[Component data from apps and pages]
--- START ---
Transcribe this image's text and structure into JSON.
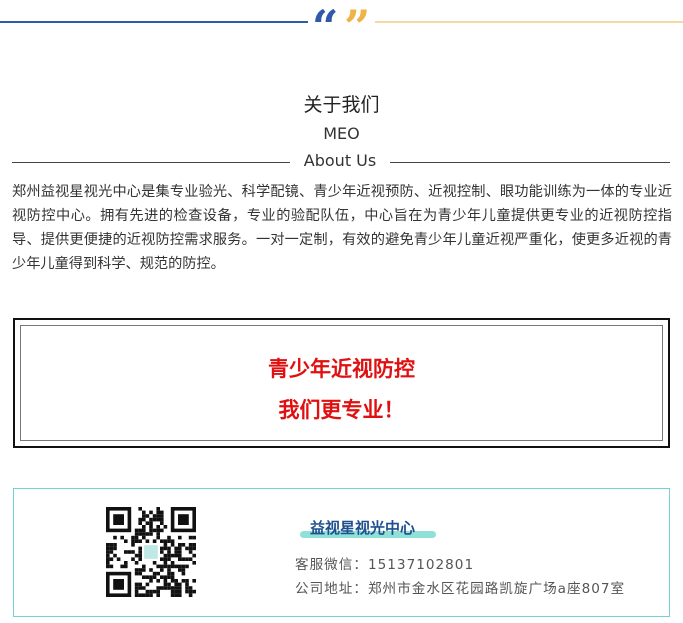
{
  "header": {
    "quote_open": "“",
    "quote_close": "”",
    "colors": {
      "left_rule": "#2e5aa8",
      "right_rule": "#f3d9a4",
      "open_quote": "#2e5aa8",
      "close_quote": "#f0b34a"
    }
  },
  "about": {
    "title_zh": "关于我们",
    "title_abbr": "MEO",
    "title_en": "About Us",
    "intro": "郑州益视星视光中心是集专业验光、科学配镜、青少年近视预防、近视控制、眼功能训练为一体的专业近视防控中心。拥有先进的检查设备，专业的验配队伍，中心旨在为青少年儿童提供更专业的近视防控指导、提供更便捷的近视防控需求服务。一对一定制，有效的避免青少年儿童近视严重化，使更多近视的青少年儿童得到科学、规范的防控。"
  },
  "slogan": {
    "line1": "青少年近视防控",
    "line2": "我们更专业！",
    "color": "#e01010"
  },
  "contact": {
    "brand": "益视星视光中心",
    "wechat": "客服微信：15137102801",
    "address": "公司地址：郑州市金水区花园路凯旋广场a座807室",
    "qr_icon": "qr-code",
    "accent": "#6fd3d8"
  }
}
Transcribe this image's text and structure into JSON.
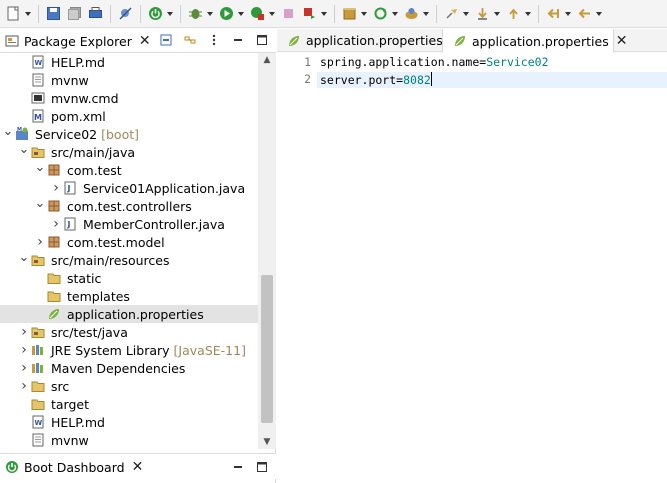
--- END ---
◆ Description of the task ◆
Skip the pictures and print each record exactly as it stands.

◆ Written response ◆
Transcribe this image's text and structure into JSON.
{
  "header": {
    "quote_open": "“",
    "quote_close": "”",
    "colors": {
      "left_rule": "#2e5aa8",
      "right_rule": "#f3d9a4",
      "open_quote": "#2e5aa8",
      "close_quote": "#f0b34a"
    }
  },
  "about": {
    "title_zh": "关于我们",
    "title_abbr": "MEO",
    "title_en": "About Us",
    "intro": "郑州益视星视光中心是集专业验光、科学配镜、青少年近视预防、近视控制、眼功能训练为一体的专业近视防控中心。拥有先进的检查设备，专业的验配队伍，中心旨在为青少年儿童提供更专业的近视防控指导、提供更便捷的近视防控需求服务。一对一定制，有效的避免青少年儿童近视严重化，使更多近视的青少年儿童得到科学、规范的防控。"
  },
  "slogan": {
    "line1": "青少年近视防控",
    "line2": "我们更专业！",
    "color": "#e01010"
  },
  "contact": {
    "brand": "益视星视光中心",
    "wechat": "客服微信：15137102801",
    "address": "公司地址：郑州市金水区花园路凯旋广场a座807室",
    "qr_icon": "qr-code",
    "accent": "#6fd3d8"
  }
}
Transcribe this image's text and structure into JSON.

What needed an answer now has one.